AB - The Chingshui geothermal field once hosted the first geothermal power plant in Taiwan from 1981 to 1993. After a long period of inactivity, this field is attracting renewed interest to meet the need for clean energy. A 213-m length of cores (IC-21) with continuous recovery, the longest in the Chingshui geothermal field, was recovered from 600 m to 813 m below the surface in 2010. Three types of calcite crystal morphologies have been identified in the veins of the cores of well IC-21: bladed, rhombic and massive crystals. Bladed calcites are generated via degassing under boiling conditions with a precipitation temperature of ∼165 °C and calculated δ18O value of −6.8‰ to −10.2‰ VSMOW for the thermal water. Rhombic calcites grow in low concentration Ca2+ and CO3 2− meteoric fluids and precipitate at approximately ∼180 °C. Finally, massive calcites are characterized by co-precipitation with quartz in the mixing zone between meteoric water and magmatic or metamorphic fluids with calculated δ18O value of up to 1.5 ± 0.7‰ VSMOW. Furthermore, the scaling and hot fluids at a nearby pilot geothermal power plant confirm a meteoric origin. Based on these observations, we propose that the current orientations of the main conduits for geothermal fluids are oriented at N10°E with a dip of 70°E. This result provides the basic information needed for deploying production and injection wells in future developments of the geothermal power plant in this region.

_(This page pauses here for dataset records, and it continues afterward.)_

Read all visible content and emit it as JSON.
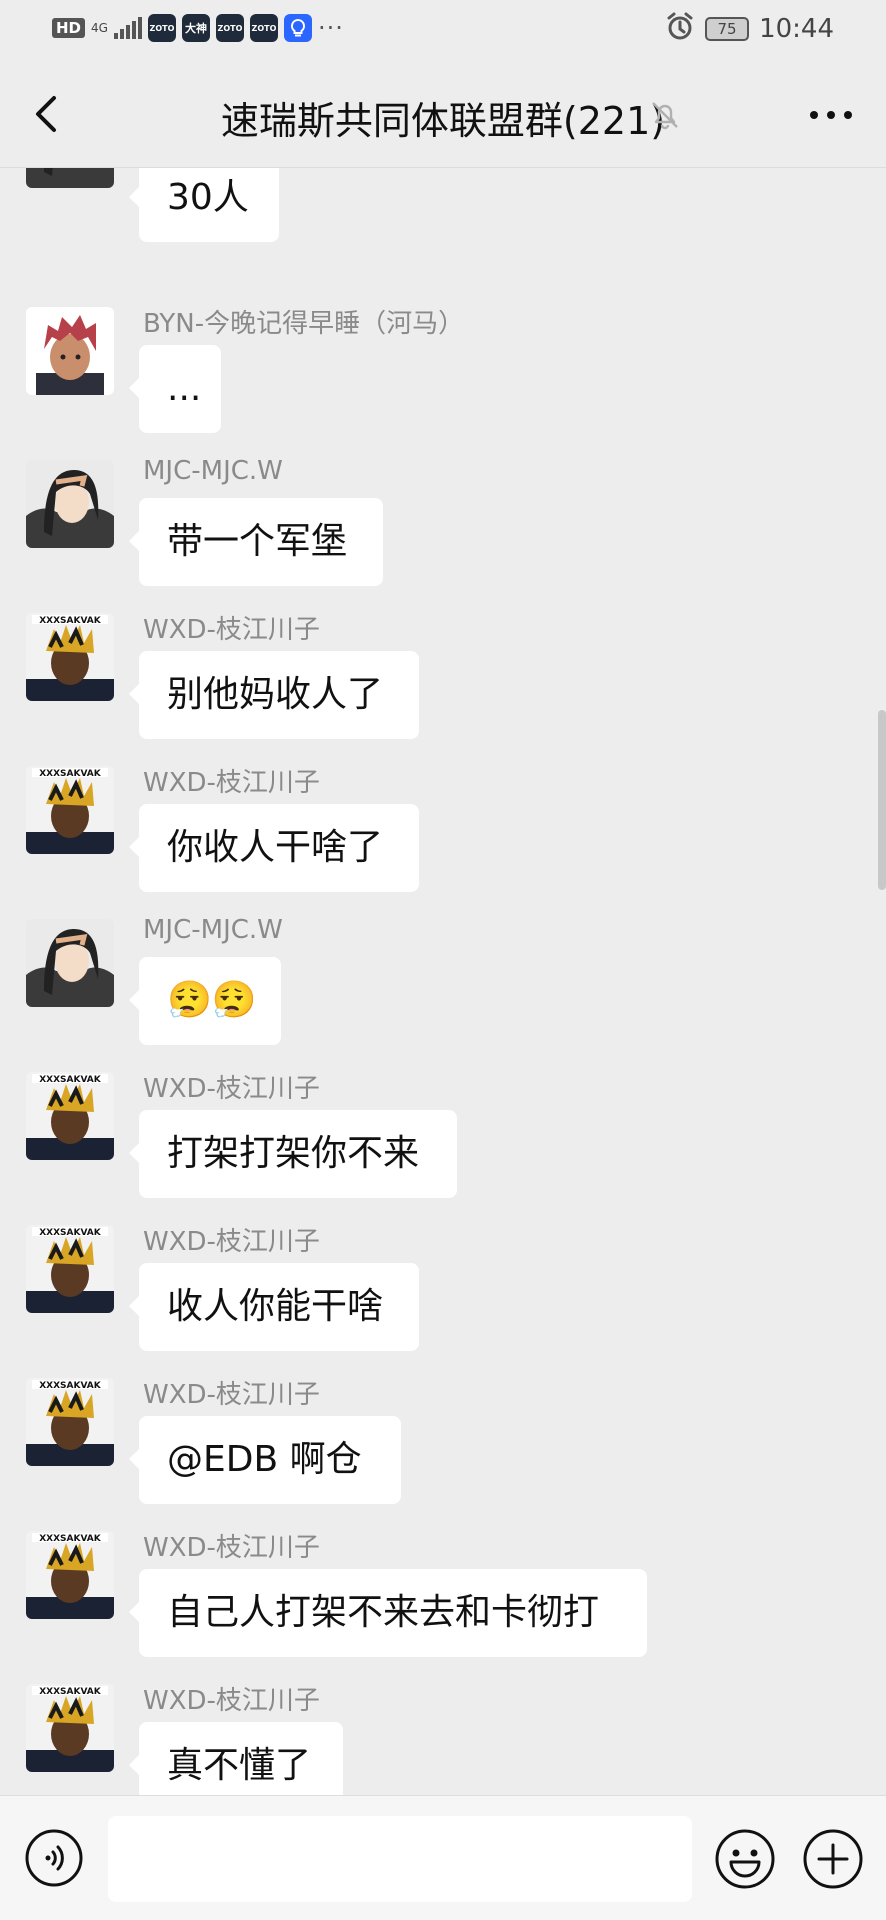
{
  "status_bar": {
    "hd": "HD",
    "network": "4G",
    "apps": [
      "ZOTO",
      "大神",
      "ZOTO",
      "ZOTO"
    ],
    "more": "···",
    "battery": "75",
    "time": "10:44"
  },
  "header": {
    "title": "速瑞斯共同体联盟群(221)"
  },
  "messages": [
    {
      "sender": "",
      "text": "30人",
      "avatar": "longhair"
    },
    {
      "sender": "BYN-今晚记得早睡（河马）",
      "text": "...",
      "avatar": "redhair"
    },
    {
      "sender": "MJC-MJC.W",
      "text": "带一个军堡",
      "avatar": "longhair"
    },
    {
      "sender": "WXD-枝江川子",
      "text": "别他妈收人了",
      "avatar": "dreads"
    },
    {
      "sender": "WXD-枝江川子",
      "text": "你收人干啥了",
      "avatar": "dreads"
    },
    {
      "sender": "MJC-MJC.W",
      "text": "😮‍💨😮‍💨",
      "avatar": "longhair"
    },
    {
      "sender": "WXD-枝江川子",
      "text": "打架打架你不来",
      "avatar": "dreads"
    },
    {
      "sender": "WXD-枝江川子",
      "text": "收人你能干啥",
      "avatar": "dreads"
    },
    {
      "sender": "WXD-枝江川子",
      "text": "@EDB 啊仓",
      "avatar": "dreads"
    },
    {
      "sender": "WXD-枝江川子",
      "text": "自己人打架不来去和卡彻打",
      "avatar": "dreads"
    },
    {
      "sender": "WXD-枝江川子",
      "text": "真不懂了",
      "avatar": "dreads"
    }
  ],
  "avatar_caption": "XXXSAKVAK",
  "input": {
    "value": "",
    "placeholder": ""
  },
  "colors": {
    "background": "#ededed",
    "bubble": "#ffffff",
    "sender_text": "#8a8a8a"
  },
  "icons": {
    "back": "chevron-left-icon",
    "mute": "bell-off-icon",
    "more": "more-horizontal-icon",
    "voice": "voice-icon",
    "emoji": "emoji-icon",
    "plus": "plus-icon"
  }
}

KW - Calcite

KW - Chingshui geothermal field

KW - Clumped isotopes

KW - Fluid inclusions

KW - Formation scaling

UR - http://www.scopus.com/inward/record.url?scp=85041240128&partnerID=8YFLogxK

UR - http://www.scopus.com/inward/citedby.url?scp=85041240128&partnerID=8YFLogxK

U2 - 10.1016/j.geothermics.2017.11.016

DO - 10.1016/j.geothermics.2017.11.016

M3 - Article

AN - SCOPUS:85041240128

VL - 74

SP - 305

EP - 318

JO - Geothermics

JF - Geothermics

SN - 0375-6505

ER -